Selective fisheries may impact non-target species as well as limit the productivity of target species if their predators are not harvested. The outcomes of multispecies harvest strategies that include targeting predators depend on ecological and economic constraints, though the development of ecosystem-based management plans has typically focused on ecological constraints.
In Chignik, Alaska, sockeye salmon support a valuable commercial fishery and, as juveniles, are preyed upon by coho salmon, a species not subject to a targeted harvest. Whether exploitation of coho salmon would enhance overall fishery value by releasing sockeye salmon from predation constraints is not understood. We employ simulation models to examine the ecological and economic conditions necessary for directly targeting coho salmon to benefit fishers and seafood processors, two distinct but inter-dependent stakeholders in this ecosystem.
Model results indicate fishers are likely to experience increased value regardless of economic constraints, as long as coho salmon predation negatively affects sockeye salmon productivity. However, seafood processors are much more limited in the conditions which produce increased economic value, constrained by greater operation costs required to process harvested coho salmon.

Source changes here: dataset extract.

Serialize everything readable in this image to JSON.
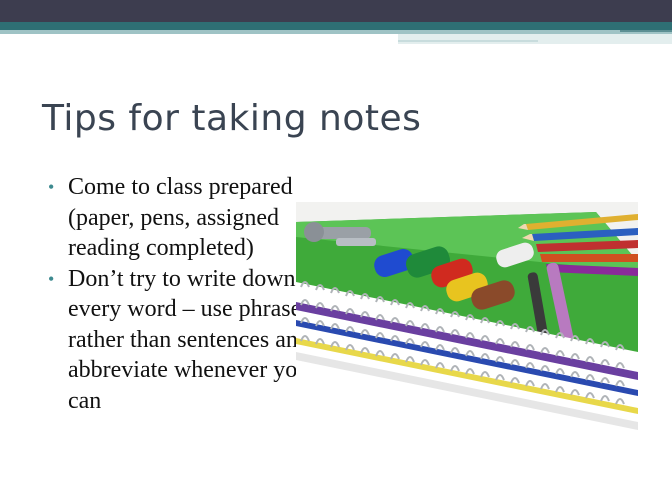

Synthesis and applications. The unique economic constraints and opportunities of different stakeholders can present contrasting outlooks on the potential benefits of alternative harvest strategies, even if the alternative strategies are predicted to increase yield. The findings herein demonstrate the importance of considering multiple stakeholders when considering alternative management strategies. Depending on the level of risk stakeholders are willing to accept, an active adaptive management strategy reducing coho salmon escapement to low levels could provide valuable information about ecosystem structure as well as potentially providing the greatest economic benefit to the fishery.